Directions for this task:
Go through the data line by line. Copy each one holding the string "Finished".

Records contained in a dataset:
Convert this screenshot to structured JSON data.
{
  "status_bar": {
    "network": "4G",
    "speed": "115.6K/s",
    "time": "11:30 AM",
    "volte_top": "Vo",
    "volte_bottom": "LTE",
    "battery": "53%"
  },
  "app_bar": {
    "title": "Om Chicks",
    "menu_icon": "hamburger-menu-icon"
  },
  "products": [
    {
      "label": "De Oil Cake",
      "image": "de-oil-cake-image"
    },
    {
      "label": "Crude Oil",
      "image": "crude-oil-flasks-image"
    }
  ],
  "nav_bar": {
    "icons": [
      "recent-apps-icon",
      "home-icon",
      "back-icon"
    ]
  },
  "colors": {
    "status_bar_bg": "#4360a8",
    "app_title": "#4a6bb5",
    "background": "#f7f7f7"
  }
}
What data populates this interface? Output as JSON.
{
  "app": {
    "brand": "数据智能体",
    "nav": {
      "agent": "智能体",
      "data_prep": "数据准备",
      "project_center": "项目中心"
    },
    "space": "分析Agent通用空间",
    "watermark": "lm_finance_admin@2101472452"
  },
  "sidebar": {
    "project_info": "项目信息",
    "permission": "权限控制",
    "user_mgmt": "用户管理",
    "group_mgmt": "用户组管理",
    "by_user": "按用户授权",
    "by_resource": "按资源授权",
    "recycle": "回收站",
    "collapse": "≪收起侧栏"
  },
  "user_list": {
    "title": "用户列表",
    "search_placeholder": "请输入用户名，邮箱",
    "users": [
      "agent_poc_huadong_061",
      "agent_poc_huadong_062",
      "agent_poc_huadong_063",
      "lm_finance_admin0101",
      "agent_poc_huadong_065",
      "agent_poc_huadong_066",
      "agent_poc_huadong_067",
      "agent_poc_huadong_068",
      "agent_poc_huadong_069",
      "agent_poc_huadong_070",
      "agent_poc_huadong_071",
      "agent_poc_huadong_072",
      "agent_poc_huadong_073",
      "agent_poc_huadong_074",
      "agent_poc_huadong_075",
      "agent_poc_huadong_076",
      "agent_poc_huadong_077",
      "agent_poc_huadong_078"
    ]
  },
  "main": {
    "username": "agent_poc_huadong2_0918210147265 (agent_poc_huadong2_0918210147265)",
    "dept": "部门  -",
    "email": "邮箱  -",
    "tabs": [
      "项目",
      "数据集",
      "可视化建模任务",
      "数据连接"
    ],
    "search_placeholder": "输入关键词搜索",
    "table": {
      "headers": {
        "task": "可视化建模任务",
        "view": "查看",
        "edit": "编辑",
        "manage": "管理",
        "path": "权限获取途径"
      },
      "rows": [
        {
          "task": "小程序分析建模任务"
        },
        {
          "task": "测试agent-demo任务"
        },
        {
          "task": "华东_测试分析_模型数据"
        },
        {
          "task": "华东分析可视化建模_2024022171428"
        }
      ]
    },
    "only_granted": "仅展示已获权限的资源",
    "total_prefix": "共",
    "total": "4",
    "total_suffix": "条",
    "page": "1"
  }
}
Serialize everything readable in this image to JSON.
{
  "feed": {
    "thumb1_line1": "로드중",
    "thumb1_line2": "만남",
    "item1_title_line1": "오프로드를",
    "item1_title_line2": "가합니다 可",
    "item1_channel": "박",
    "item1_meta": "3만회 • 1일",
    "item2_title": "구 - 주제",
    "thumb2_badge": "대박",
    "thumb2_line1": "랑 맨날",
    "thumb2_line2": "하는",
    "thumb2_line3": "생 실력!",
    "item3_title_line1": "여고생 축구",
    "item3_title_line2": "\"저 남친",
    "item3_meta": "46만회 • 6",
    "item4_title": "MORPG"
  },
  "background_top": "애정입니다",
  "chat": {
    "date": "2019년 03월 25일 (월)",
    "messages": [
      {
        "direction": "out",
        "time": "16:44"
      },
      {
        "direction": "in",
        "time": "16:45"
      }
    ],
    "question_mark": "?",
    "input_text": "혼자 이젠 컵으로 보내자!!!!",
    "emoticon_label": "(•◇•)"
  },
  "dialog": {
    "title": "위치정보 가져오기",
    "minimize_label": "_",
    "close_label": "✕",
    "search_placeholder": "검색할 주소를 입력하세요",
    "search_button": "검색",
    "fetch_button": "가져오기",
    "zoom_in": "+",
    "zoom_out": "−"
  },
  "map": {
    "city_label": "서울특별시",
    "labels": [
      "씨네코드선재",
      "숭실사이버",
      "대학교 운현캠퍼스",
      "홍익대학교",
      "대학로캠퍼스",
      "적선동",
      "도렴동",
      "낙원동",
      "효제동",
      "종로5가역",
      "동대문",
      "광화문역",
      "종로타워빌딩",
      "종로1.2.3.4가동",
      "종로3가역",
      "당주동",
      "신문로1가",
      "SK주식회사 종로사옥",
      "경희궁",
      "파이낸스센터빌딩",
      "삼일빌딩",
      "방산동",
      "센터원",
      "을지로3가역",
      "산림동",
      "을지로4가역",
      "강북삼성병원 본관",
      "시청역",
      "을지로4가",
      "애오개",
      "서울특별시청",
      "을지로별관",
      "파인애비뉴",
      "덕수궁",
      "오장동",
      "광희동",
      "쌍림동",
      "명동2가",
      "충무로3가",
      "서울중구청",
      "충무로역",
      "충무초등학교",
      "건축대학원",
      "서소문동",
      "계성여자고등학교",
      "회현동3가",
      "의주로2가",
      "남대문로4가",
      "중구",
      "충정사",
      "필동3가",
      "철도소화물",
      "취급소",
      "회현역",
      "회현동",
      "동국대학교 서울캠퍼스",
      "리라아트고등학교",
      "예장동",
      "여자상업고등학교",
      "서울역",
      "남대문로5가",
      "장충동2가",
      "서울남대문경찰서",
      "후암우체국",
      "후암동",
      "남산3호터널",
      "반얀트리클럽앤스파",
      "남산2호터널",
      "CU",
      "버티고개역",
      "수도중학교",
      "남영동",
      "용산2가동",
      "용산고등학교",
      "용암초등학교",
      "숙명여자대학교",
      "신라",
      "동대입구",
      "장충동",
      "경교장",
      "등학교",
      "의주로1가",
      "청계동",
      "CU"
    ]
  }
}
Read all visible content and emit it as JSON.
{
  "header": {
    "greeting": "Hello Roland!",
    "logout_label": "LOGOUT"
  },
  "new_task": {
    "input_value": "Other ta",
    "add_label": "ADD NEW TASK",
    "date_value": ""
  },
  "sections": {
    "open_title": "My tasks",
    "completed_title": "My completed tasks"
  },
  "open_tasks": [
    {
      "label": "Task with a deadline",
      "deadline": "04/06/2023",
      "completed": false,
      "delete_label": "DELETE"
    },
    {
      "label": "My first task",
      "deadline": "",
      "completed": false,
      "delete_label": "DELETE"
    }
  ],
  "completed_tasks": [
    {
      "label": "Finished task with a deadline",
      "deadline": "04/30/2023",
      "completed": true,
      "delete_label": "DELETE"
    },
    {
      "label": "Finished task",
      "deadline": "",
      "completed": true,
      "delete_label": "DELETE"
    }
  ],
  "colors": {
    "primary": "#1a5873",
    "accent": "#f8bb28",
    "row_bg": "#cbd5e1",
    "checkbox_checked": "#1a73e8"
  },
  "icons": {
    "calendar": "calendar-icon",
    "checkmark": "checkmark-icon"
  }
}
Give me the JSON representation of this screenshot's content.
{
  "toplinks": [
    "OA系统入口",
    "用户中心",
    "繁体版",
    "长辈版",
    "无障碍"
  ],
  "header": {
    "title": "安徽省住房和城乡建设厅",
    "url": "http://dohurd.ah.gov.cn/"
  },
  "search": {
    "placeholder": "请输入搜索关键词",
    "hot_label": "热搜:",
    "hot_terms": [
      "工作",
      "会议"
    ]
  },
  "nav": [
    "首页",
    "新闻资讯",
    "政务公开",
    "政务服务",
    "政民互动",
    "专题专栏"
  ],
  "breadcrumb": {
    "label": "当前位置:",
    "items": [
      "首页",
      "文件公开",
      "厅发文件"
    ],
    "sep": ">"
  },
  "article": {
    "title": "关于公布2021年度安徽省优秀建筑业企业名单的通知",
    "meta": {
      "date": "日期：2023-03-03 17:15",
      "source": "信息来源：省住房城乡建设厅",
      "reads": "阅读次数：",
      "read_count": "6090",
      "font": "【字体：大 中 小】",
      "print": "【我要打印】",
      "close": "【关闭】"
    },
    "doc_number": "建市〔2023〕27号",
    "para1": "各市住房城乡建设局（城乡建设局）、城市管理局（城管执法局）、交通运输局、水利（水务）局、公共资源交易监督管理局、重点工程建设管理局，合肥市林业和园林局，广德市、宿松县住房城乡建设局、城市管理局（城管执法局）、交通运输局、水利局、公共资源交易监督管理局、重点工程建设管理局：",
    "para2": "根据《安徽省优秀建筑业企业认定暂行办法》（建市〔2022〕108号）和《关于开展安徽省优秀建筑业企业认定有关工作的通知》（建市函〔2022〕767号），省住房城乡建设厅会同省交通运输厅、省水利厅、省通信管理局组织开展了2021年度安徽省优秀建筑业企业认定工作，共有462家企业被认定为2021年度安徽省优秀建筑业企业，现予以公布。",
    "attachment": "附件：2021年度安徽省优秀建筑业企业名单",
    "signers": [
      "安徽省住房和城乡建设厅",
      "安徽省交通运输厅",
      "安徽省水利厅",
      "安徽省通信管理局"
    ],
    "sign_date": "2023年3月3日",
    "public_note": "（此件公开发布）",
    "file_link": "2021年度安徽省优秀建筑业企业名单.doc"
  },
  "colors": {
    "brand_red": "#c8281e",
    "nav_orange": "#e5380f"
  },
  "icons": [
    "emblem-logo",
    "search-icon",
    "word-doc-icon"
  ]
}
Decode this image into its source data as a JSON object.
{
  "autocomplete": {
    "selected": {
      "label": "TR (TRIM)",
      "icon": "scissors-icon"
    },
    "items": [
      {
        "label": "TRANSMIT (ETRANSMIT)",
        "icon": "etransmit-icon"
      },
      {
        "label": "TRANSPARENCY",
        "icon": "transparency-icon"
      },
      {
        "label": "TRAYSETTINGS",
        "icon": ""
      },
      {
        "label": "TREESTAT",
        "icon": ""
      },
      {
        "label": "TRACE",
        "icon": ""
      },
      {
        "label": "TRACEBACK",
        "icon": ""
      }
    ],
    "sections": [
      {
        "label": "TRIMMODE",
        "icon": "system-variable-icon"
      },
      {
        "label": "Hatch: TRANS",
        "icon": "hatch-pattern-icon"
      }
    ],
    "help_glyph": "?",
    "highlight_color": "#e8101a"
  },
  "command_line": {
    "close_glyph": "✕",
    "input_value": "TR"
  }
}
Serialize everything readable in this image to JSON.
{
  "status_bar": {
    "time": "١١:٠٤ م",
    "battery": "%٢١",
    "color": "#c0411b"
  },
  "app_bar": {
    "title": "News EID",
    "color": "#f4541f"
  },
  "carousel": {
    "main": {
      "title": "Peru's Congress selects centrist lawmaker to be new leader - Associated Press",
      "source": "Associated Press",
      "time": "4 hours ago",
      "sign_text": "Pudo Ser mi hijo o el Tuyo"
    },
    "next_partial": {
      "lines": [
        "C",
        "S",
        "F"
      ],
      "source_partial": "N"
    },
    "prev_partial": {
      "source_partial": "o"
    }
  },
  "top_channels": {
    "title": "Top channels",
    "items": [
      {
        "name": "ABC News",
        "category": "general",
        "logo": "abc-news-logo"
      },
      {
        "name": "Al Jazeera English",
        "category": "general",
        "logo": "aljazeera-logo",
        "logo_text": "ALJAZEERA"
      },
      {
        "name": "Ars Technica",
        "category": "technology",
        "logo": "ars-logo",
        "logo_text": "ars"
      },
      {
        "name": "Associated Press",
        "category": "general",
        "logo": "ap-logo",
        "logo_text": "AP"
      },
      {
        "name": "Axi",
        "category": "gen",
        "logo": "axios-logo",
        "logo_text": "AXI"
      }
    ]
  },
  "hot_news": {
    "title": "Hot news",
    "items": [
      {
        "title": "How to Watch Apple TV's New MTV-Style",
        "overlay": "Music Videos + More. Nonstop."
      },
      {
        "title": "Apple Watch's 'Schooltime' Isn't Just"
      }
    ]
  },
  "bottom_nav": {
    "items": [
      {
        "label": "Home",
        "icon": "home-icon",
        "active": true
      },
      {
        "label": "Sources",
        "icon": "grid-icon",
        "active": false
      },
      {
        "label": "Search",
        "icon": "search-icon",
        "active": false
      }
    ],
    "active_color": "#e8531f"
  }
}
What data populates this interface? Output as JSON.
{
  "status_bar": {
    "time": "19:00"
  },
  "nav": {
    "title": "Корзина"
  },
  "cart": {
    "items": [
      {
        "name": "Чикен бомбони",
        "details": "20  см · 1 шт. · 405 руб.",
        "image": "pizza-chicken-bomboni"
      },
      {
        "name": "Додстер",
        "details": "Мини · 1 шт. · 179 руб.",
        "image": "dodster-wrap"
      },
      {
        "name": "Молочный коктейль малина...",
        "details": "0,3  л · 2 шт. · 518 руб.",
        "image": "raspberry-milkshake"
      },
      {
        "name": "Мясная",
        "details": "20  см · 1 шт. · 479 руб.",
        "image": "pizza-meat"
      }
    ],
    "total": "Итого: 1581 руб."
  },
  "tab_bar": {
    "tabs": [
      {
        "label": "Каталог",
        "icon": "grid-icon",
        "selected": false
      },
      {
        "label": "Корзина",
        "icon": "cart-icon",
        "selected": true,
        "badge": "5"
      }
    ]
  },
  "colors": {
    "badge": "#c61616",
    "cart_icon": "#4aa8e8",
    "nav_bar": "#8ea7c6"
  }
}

Solved problem:
      "label": "Finished task with a deadline",
      "label": "Finished task",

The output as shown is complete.